● **Data records for software interfaces**:
· · · · · · ·

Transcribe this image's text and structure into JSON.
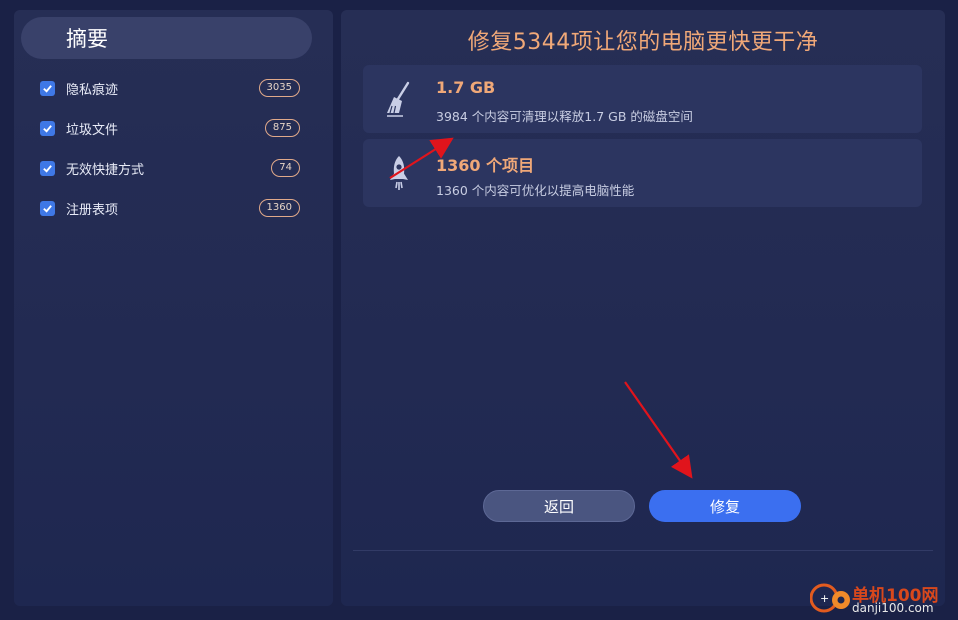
{
  "sidebar": {
    "header": "摘要",
    "items": [
      {
        "label": "隐私痕迹",
        "count": "3035",
        "checked": true
      },
      {
        "label": "垃圾文件",
        "count": "875",
        "checked": true
      },
      {
        "label": "无效快捷方式",
        "count": "74",
        "checked": true
      },
      {
        "label": "注册表项",
        "count": "1360",
        "checked": true
      }
    ]
  },
  "main": {
    "title": "修复5344项让您的电脑更快更干净",
    "cards": [
      {
        "icon": "broom-icon",
        "headline": "1.7 GB",
        "description": "3984 个内容可清理以释放1.7 GB 的磁盘空间"
      },
      {
        "icon": "rocket-icon",
        "headline": "1360 个项目",
        "description": "1360 个内容可优化以提高电脑性能"
      }
    ],
    "back_label": "返回",
    "fix_label": "修复"
  },
  "watermark": {
    "name": "单机100网",
    "url": "danji100.com"
  },
  "colors": {
    "background": "#1a2146",
    "panel": "#242c54",
    "accent": "#f0a878",
    "primary_button": "#3b6ff0",
    "checkbox": "#3f78e6",
    "annotation_arrow": "#e0141c"
  }
}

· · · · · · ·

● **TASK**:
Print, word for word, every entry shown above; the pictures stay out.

● **WRITTEN SOLUTION**:
Transcribe this image's text and structure into JSON.
{
  "sidebar": {
    "header": "摘要",
    "items": [
      {
        "label": "隐私痕迹",
        "count": "3035",
        "checked": true
      },
      {
        "label": "垃圾文件",
        "count": "875",
        "checked": true
      },
      {
        "label": "无效快捷方式",
        "count": "74",
        "checked": true
      },
      {
        "label": "注册表项",
        "count": "1360",
        "checked": true
      }
    ]
  },
  "main": {
    "title": "修复5344项让您的电脑更快更干净",
    "cards": [
      {
        "icon": "broom-icon",
        "headline": "1.7 GB",
        "description": "3984 个内容可清理以释放1.7 GB 的磁盘空间"
      },
      {
        "icon": "rocket-icon",
        "headline": "1360 个项目",
        "description": "1360 个内容可优化以提高电脑性能"
      }
    ],
    "back_label": "返回",
    "fix_label": "修复"
  },
  "watermark": {
    "name": "单机100网",
    "url": "danji100.com"
  },
  "colors": {
    "background": "#1a2146",
    "panel": "#242c54",
    "accent": "#f0a878",
    "primary_button": "#3b6ff0",
    "checkbox": "#3f78e6",
    "annotation_arrow": "#e0141c"
  }
}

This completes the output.